**WHAT IS EXPECTED**: Take each line from the material below that includes the string "Subsurface" and copy it.

**DATASET EXTRACT**:

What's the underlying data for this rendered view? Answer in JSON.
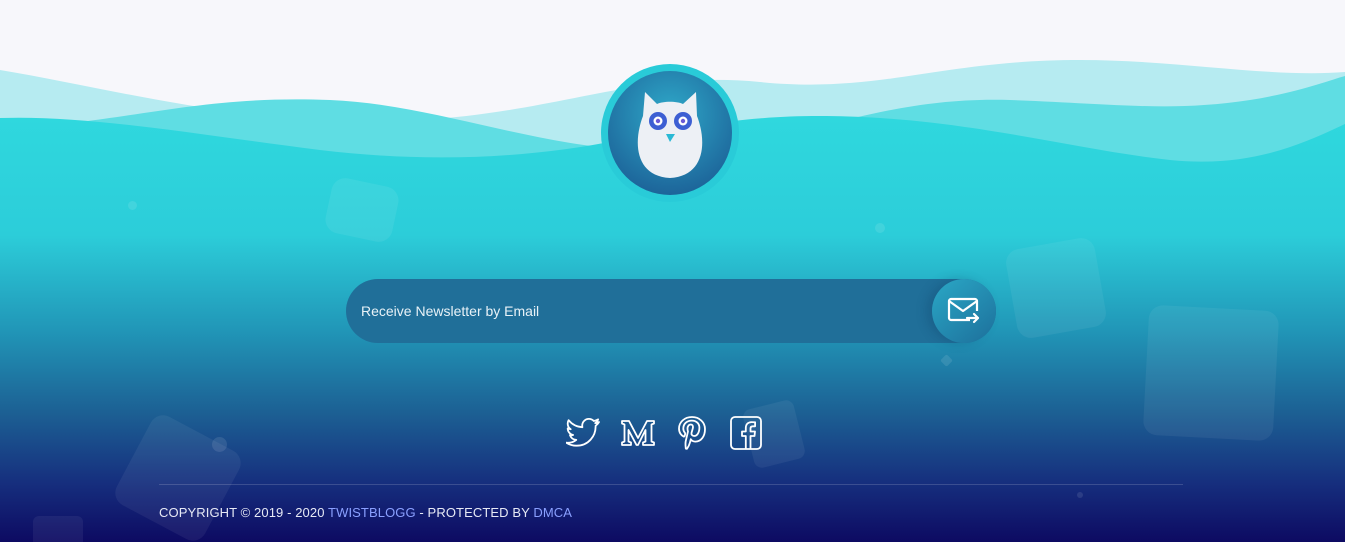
{
  "colors": {
    "page_bg": "#f7f7fb",
    "wave_light": "#b4eaf0",
    "wave_mid": "#6cdbe3",
    "teal_top": "#2dd5dc",
    "blue_mid": "#1e6a98",
    "navy_bottom": "#0e0c64",
    "link_accent": "#8aa0ff"
  },
  "logo": {
    "icon": "owl-icon"
  },
  "newsletter": {
    "placeholder": "Receive Newsletter by Email",
    "value": "",
    "submit_icon": "mail-send-icon"
  },
  "social": [
    {
      "icon": "twitter-icon"
    },
    {
      "icon": "medium-icon"
    },
    {
      "icon": "pinterest-icon"
    },
    {
      "icon": "facebook-icon"
    }
  ],
  "copyright": {
    "prefix": "COPYRIGHT © 2019 - 2020 ",
    "brand": "TWISTBLOGG",
    "middle": " - PROTECTED BY ",
    "dmca": "DMCA"
  }
}
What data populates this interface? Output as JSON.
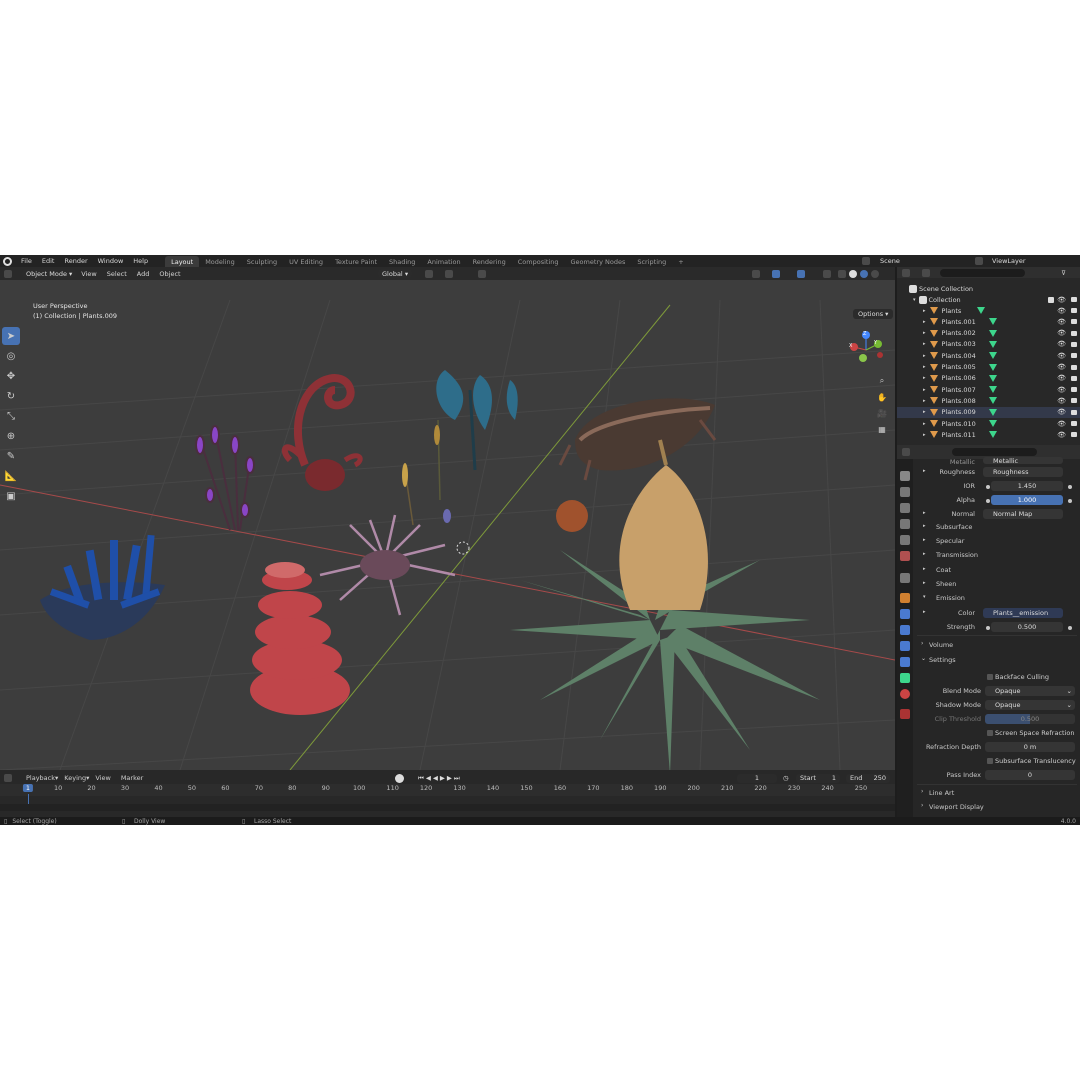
{
  "menu": [
    "File",
    "Edit",
    "Render",
    "Window",
    "Help"
  ],
  "workspaces": [
    "Layout",
    "Modeling",
    "Sculpting",
    "UV Editing",
    "Texture Paint",
    "Shading",
    "Animation",
    "Rendering",
    "Compositing",
    "Geometry Nodes",
    "Scripting"
  ],
  "add_tab": "+",
  "scene_name": "Scene",
  "view_layer": "ViewLayer",
  "header": {
    "mode": "Object Mode",
    "menus": [
      "View",
      "Select",
      "Add",
      "Object"
    ],
    "orientation": "Global",
    "options": "Options"
  },
  "viewport": {
    "line1": "User Perspective",
    "line2": "(1) Collection | Plants.009",
    "axes": [
      "X",
      "Y",
      "Z"
    ]
  },
  "outliner": {
    "root": "Scene Collection",
    "collection": "Collection",
    "items": [
      "Plants",
      "Plants.001",
      "Plants.002",
      "Plants.003",
      "Plants.004",
      "Plants.005",
      "Plants.006",
      "Plants.007",
      "Plants.008",
      "Plants.009",
      "Plants.010",
      "Plants.011"
    ]
  },
  "properties": {
    "metallic_label": "Metallic",
    "metallic_value": "Metallic",
    "roughness_label": "Roughness",
    "roughness_value": "Roughness",
    "ior_label": "IOR",
    "ior_value": "1.450",
    "alpha_label": "Alpha",
    "alpha_value": "1.000",
    "normal_label": "Normal",
    "normal_value": "Normal Map",
    "sections": [
      "Subsurface",
      "Specular",
      "Transmission",
      "Coat",
      "Sheen",
      "Emission"
    ],
    "color_label": "Color",
    "color_value": "Plants__emission",
    "strength_label": "Strength",
    "strength_value": "0.500",
    "volume": "Volume",
    "settings": "Settings",
    "backface": "Backface Culling",
    "blend_label": "Blend Mode",
    "blend_value": "Opaque",
    "shadow_label": "Shadow Mode",
    "shadow_value": "Opaque",
    "clip_label": "Clip Threshold",
    "clip_value": "0.500",
    "ssr": "Screen Space Refraction",
    "refr_label": "Refraction Depth",
    "refr_value": "0 m",
    "sst": "Subsurface Translucency",
    "pass_label": "Pass Index",
    "pass_value": "0",
    "lineart": "Line Art",
    "viewport_display": "Viewport Display"
  },
  "timeline": {
    "menus": [
      "Playback",
      "Keying",
      "View",
      "Marker"
    ],
    "current_frame": "1",
    "start_label": "Start",
    "start_value": "1",
    "end_label": "End",
    "end_value": "250",
    "ruler": [
      "1",
      "10",
      "20",
      "30",
      "40",
      "50",
      "60",
      "70",
      "80",
      "90",
      "100",
      "110",
      "120",
      "130",
      "140",
      "150",
      "160",
      "170",
      "180",
      "190",
      "200",
      "210",
      "220",
      "230",
      "240",
      "250"
    ]
  },
  "status": {
    "select": "Select (Toggle)",
    "dolly": "Dolly View",
    "lasso": "Lasso Select",
    "version": "4.0.0"
  },
  "colors": {
    "accent": "#4772b3",
    "bg": "#1d1d1d",
    "viewport": "#3d3d3d",
    "object_icon": "#e09a4b",
    "mesh_icon": "#3dd68c"
  }
}
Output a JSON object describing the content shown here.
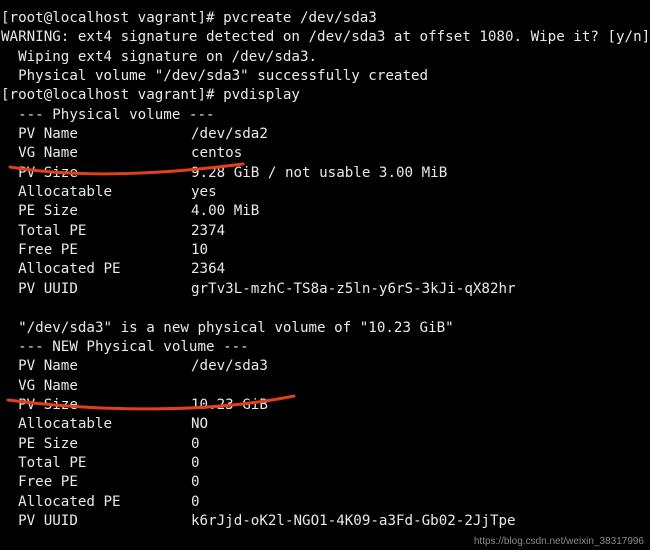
{
  "terminal": {
    "lines": [
      "[root@localhost vagrant]# pvcreate /dev/sda3",
      "WARNING: ext4 signature detected on /dev/sda3 at offset 1080. Wipe it? [y/n]: y",
      "  Wiping ext4 signature on /dev/sda3.",
      "  Physical volume \"/dev/sda3\" successfully created",
      "[root@localhost vagrant]# pvdisplay",
      "  --- Physical volume ---"
    ],
    "pv1": [
      {
        "key": "PV Name",
        "value": "/dev/sda2"
      },
      {
        "key": "VG Name",
        "value": "centos"
      },
      {
        "key": "PV Size",
        "value": "9.28 GiB / not usable 3.00 MiB"
      },
      {
        "key": "Allocatable",
        "value": "yes"
      },
      {
        "key": "PE Size",
        "value": "4.00 MiB"
      },
      {
        "key": "Total PE",
        "value": "2374"
      },
      {
        "key": "Free PE",
        "value": "10"
      },
      {
        "key": "Allocated PE",
        "value": "2364"
      },
      {
        "key": "PV UUID",
        "value": "grTv3L-mzhC-TS8a-z5ln-y6rS-3kJi-qX82hr"
      }
    ],
    "new_pv_notice": "  \"/dev/sda3\" is a new physical volume of \"10.23 GiB\"",
    "new_pv_header": "  --- NEW Physical volume ---",
    "pv2": [
      {
        "key": "PV Name",
        "value": "/dev/sda3"
      },
      {
        "key": "VG Name",
        "value": ""
      },
      {
        "key": "PV Size",
        "value": "10.23 GiB"
      },
      {
        "key": "Allocatable",
        "value": "NO"
      },
      {
        "key": "PE Size",
        "value": "0"
      },
      {
        "key": "Total PE",
        "value": "0"
      },
      {
        "key": "Free PE",
        "value": "0"
      },
      {
        "key": "Allocated PE",
        "value": "0"
      },
      {
        "key": "PV UUID",
        "value": "k6rJjd-oK2l-NGO1-4K09-a3Fd-Gb02-2JjTpe"
      }
    ]
  },
  "watermark": "https://blog.csdn.net/weixin_38317996",
  "colors": {
    "background": "#000000",
    "text": "#e9e9e9",
    "annotation": "#e0401c"
  }
}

**WRITTEN SOLUTION**:
      "Subsurface",
    "sst": "Subsurface Translucency",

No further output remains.